• Task inputs:

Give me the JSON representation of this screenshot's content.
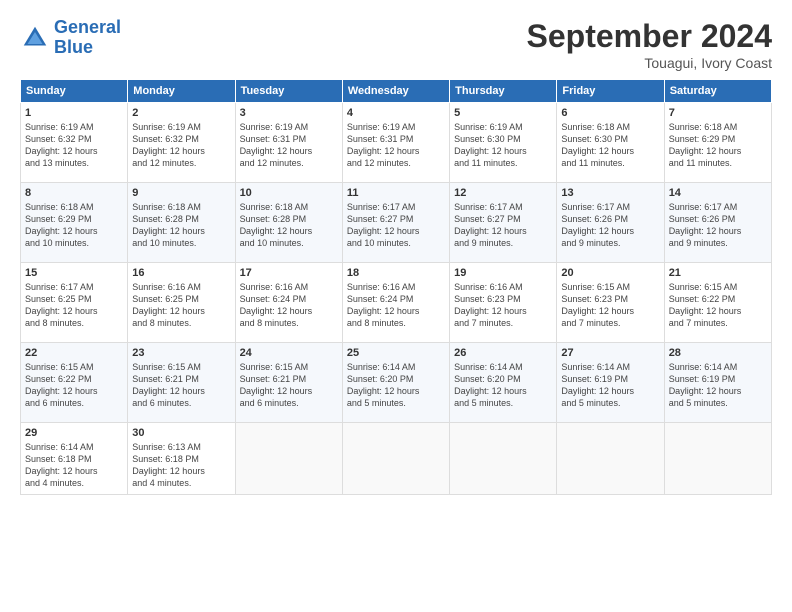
{
  "header": {
    "logo_line1": "General",
    "logo_line2": "Blue",
    "month": "September 2024",
    "location": "Touagui, Ivory Coast"
  },
  "weekdays": [
    "Sunday",
    "Monday",
    "Tuesday",
    "Wednesday",
    "Thursday",
    "Friday",
    "Saturday"
  ],
  "weeks": [
    [
      {
        "day": "1",
        "info": "Sunrise: 6:19 AM\nSunset: 6:32 PM\nDaylight: 12 hours\nand 13 minutes."
      },
      {
        "day": "2",
        "info": "Sunrise: 6:19 AM\nSunset: 6:32 PM\nDaylight: 12 hours\nand 12 minutes."
      },
      {
        "day": "3",
        "info": "Sunrise: 6:19 AM\nSunset: 6:31 PM\nDaylight: 12 hours\nand 12 minutes."
      },
      {
        "day": "4",
        "info": "Sunrise: 6:19 AM\nSunset: 6:31 PM\nDaylight: 12 hours\nand 12 minutes."
      },
      {
        "day": "5",
        "info": "Sunrise: 6:19 AM\nSunset: 6:30 PM\nDaylight: 12 hours\nand 11 minutes."
      },
      {
        "day": "6",
        "info": "Sunrise: 6:18 AM\nSunset: 6:30 PM\nDaylight: 12 hours\nand 11 minutes."
      },
      {
        "day": "7",
        "info": "Sunrise: 6:18 AM\nSunset: 6:29 PM\nDaylight: 12 hours\nand 11 minutes."
      }
    ],
    [
      {
        "day": "8",
        "info": "Sunrise: 6:18 AM\nSunset: 6:29 PM\nDaylight: 12 hours\nand 10 minutes."
      },
      {
        "day": "9",
        "info": "Sunrise: 6:18 AM\nSunset: 6:28 PM\nDaylight: 12 hours\nand 10 minutes."
      },
      {
        "day": "10",
        "info": "Sunrise: 6:18 AM\nSunset: 6:28 PM\nDaylight: 12 hours\nand 10 minutes."
      },
      {
        "day": "11",
        "info": "Sunrise: 6:17 AM\nSunset: 6:27 PM\nDaylight: 12 hours\nand 10 minutes."
      },
      {
        "day": "12",
        "info": "Sunrise: 6:17 AM\nSunset: 6:27 PM\nDaylight: 12 hours\nand 9 minutes."
      },
      {
        "day": "13",
        "info": "Sunrise: 6:17 AM\nSunset: 6:26 PM\nDaylight: 12 hours\nand 9 minutes."
      },
      {
        "day": "14",
        "info": "Sunrise: 6:17 AM\nSunset: 6:26 PM\nDaylight: 12 hours\nand 9 minutes."
      }
    ],
    [
      {
        "day": "15",
        "info": "Sunrise: 6:17 AM\nSunset: 6:25 PM\nDaylight: 12 hours\nand 8 minutes."
      },
      {
        "day": "16",
        "info": "Sunrise: 6:16 AM\nSunset: 6:25 PM\nDaylight: 12 hours\nand 8 minutes."
      },
      {
        "day": "17",
        "info": "Sunrise: 6:16 AM\nSunset: 6:24 PM\nDaylight: 12 hours\nand 8 minutes."
      },
      {
        "day": "18",
        "info": "Sunrise: 6:16 AM\nSunset: 6:24 PM\nDaylight: 12 hours\nand 8 minutes."
      },
      {
        "day": "19",
        "info": "Sunrise: 6:16 AM\nSunset: 6:23 PM\nDaylight: 12 hours\nand 7 minutes."
      },
      {
        "day": "20",
        "info": "Sunrise: 6:15 AM\nSunset: 6:23 PM\nDaylight: 12 hours\nand 7 minutes."
      },
      {
        "day": "21",
        "info": "Sunrise: 6:15 AM\nSunset: 6:22 PM\nDaylight: 12 hours\nand 7 minutes."
      }
    ],
    [
      {
        "day": "22",
        "info": "Sunrise: 6:15 AM\nSunset: 6:22 PM\nDaylight: 12 hours\nand 6 minutes."
      },
      {
        "day": "23",
        "info": "Sunrise: 6:15 AM\nSunset: 6:21 PM\nDaylight: 12 hours\nand 6 minutes."
      },
      {
        "day": "24",
        "info": "Sunrise: 6:15 AM\nSunset: 6:21 PM\nDaylight: 12 hours\nand 6 minutes."
      },
      {
        "day": "25",
        "info": "Sunrise: 6:14 AM\nSunset: 6:20 PM\nDaylight: 12 hours\nand 5 minutes."
      },
      {
        "day": "26",
        "info": "Sunrise: 6:14 AM\nSunset: 6:20 PM\nDaylight: 12 hours\nand 5 minutes."
      },
      {
        "day": "27",
        "info": "Sunrise: 6:14 AM\nSunset: 6:19 PM\nDaylight: 12 hours\nand 5 minutes."
      },
      {
        "day": "28",
        "info": "Sunrise: 6:14 AM\nSunset: 6:19 PM\nDaylight: 12 hours\nand 5 minutes."
      }
    ],
    [
      {
        "day": "29",
        "info": "Sunrise: 6:14 AM\nSunset: 6:18 PM\nDaylight: 12 hours\nand 4 minutes."
      },
      {
        "day": "30",
        "info": "Sunrise: 6:13 AM\nSunset: 6:18 PM\nDaylight: 12 hours\nand 4 minutes."
      },
      {
        "day": "",
        "info": ""
      },
      {
        "day": "",
        "info": ""
      },
      {
        "day": "",
        "info": ""
      },
      {
        "day": "",
        "info": ""
      },
      {
        "day": "",
        "info": ""
      }
    ]
  ]
}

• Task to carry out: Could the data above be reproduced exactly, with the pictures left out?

• Final answer:
Give me the JSON representation of this screenshot's content.
{
  "header": {
    "logo_line1": "General",
    "logo_line2": "Blue",
    "month": "September 2024",
    "location": "Touagui, Ivory Coast"
  },
  "weekdays": [
    "Sunday",
    "Monday",
    "Tuesday",
    "Wednesday",
    "Thursday",
    "Friday",
    "Saturday"
  ],
  "weeks": [
    [
      {
        "day": "1",
        "info": "Sunrise: 6:19 AM\nSunset: 6:32 PM\nDaylight: 12 hours\nand 13 minutes."
      },
      {
        "day": "2",
        "info": "Sunrise: 6:19 AM\nSunset: 6:32 PM\nDaylight: 12 hours\nand 12 minutes."
      },
      {
        "day": "3",
        "info": "Sunrise: 6:19 AM\nSunset: 6:31 PM\nDaylight: 12 hours\nand 12 minutes."
      },
      {
        "day": "4",
        "info": "Sunrise: 6:19 AM\nSunset: 6:31 PM\nDaylight: 12 hours\nand 12 minutes."
      },
      {
        "day": "5",
        "info": "Sunrise: 6:19 AM\nSunset: 6:30 PM\nDaylight: 12 hours\nand 11 minutes."
      },
      {
        "day": "6",
        "info": "Sunrise: 6:18 AM\nSunset: 6:30 PM\nDaylight: 12 hours\nand 11 minutes."
      },
      {
        "day": "7",
        "info": "Sunrise: 6:18 AM\nSunset: 6:29 PM\nDaylight: 12 hours\nand 11 minutes."
      }
    ],
    [
      {
        "day": "8",
        "info": "Sunrise: 6:18 AM\nSunset: 6:29 PM\nDaylight: 12 hours\nand 10 minutes."
      },
      {
        "day": "9",
        "info": "Sunrise: 6:18 AM\nSunset: 6:28 PM\nDaylight: 12 hours\nand 10 minutes."
      },
      {
        "day": "10",
        "info": "Sunrise: 6:18 AM\nSunset: 6:28 PM\nDaylight: 12 hours\nand 10 minutes."
      },
      {
        "day": "11",
        "info": "Sunrise: 6:17 AM\nSunset: 6:27 PM\nDaylight: 12 hours\nand 10 minutes."
      },
      {
        "day": "12",
        "info": "Sunrise: 6:17 AM\nSunset: 6:27 PM\nDaylight: 12 hours\nand 9 minutes."
      },
      {
        "day": "13",
        "info": "Sunrise: 6:17 AM\nSunset: 6:26 PM\nDaylight: 12 hours\nand 9 minutes."
      },
      {
        "day": "14",
        "info": "Sunrise: 6:17 AM\nSunset: 6:26 PM\nDaylight: 12 hours\nand 9 minutes."
      }
    ],
    [
      {
        "day": "15",
        "info": "Sunrise: 6:17 AM\nSunset: 6:25 PM\nDaylight: 12 hours\nand 8 minutes."
      },
      {
        "day": "16",
        "info": "Sunrise: 6:16 AM\nSunset: 6:25 PM\nDaylight: 12 hours\nand 8 minutes."
      },
      {
        "day": "17",
        "info": "Sunrise: 6:16 AM\nSunset: 6:24 PM\nDaylight: 12 hours\nand 8 minutes."
      },
      {
        "day": "18",
        "info": "Sunrise: 6:16 AM\nSunset: 6:24 PM\nDaylight: 12 hours\nand 8 minutes."
      },
      {
        "day": "19",
        "info": "Sunrise: 6:16 AM\nSunset: 6:23 PM\nDaylight: 12 hours\nand 7 minutes."
      },
      {
        "day": "20",
        "info": "Sunrise: 6:15 AM\nSunset: 6:23 PM\nDaylight: 12 hours\nand 7 minutes."
      },
      {
        "day": "21",
        "info": "Sunrise: 6:15 AM\nSunset: 6:22 PM\nDaylight: 12 hours\nand 7 minutes."
      }
    ],
    [
      {
        "day": "22",
        "info": "Sunrise: 6:15 AM\nSunset: 6:22 PM\nDaylight: 12 hours\nand 6 minutes."
      },
      {
        "day": "23",
        "info": "Sunrise: 6:15 AM\nSunset: 6:21 PM\nDaylight: 12 hours\nand 6 minutes."
      },
      {
        "day": "24",
        "info": "Sunrise: 6:15 AM\nSunset: 6:21 PM\nDaylight: 12 hours\nand 6 minutes."
      },
      {
        "day": "25",
        "info": "Sunrise: 6:14 AM\nSunset: 6:20 PM\nDaylight: 12 hours\nand 5 minutes."
      },
      {
        "day": "26",
        "info": "Sunrise: 6:14 AM\nSunset: 6:20 PM\nDaylight: 12 hours\nand 5 minutes."
      },
      {
        "day": "27",
        "info": "Sunrise: 6:14 AM\nSunset: 6:19 PM\nDaylight: 12 hours\nand 5 minutes."
      },
      {
        "day": "28",
        "info": "Sunrise: 6:14 AM\nSunset: 6:19 PM\nDaylight: 12 hours\nand 5 minutes."
      }
    ],
    [
      {
        "day": "29",
        "info": "Sunrise: 6:14 AM\nSunset: 6:18 PM\nDaylight: 12 hours\nand 4 minutes."
      },
      {
        "day": "30",
        "info": "Sunrise: 6:13 AM\nSunset: 6:18 PM\nDaylight: 12 hours\nand 4 minutes."
      },
      {
        "day": "",
        "info": ""
      },
      {
        "day": "",
        "info": ""
      },
      {
        "day": "",
        "info": ""
      },
      {
        "day": "",
        "info": ""
      },
      {
        "day": "",
        "info": ""
      }
    ]
  ]
}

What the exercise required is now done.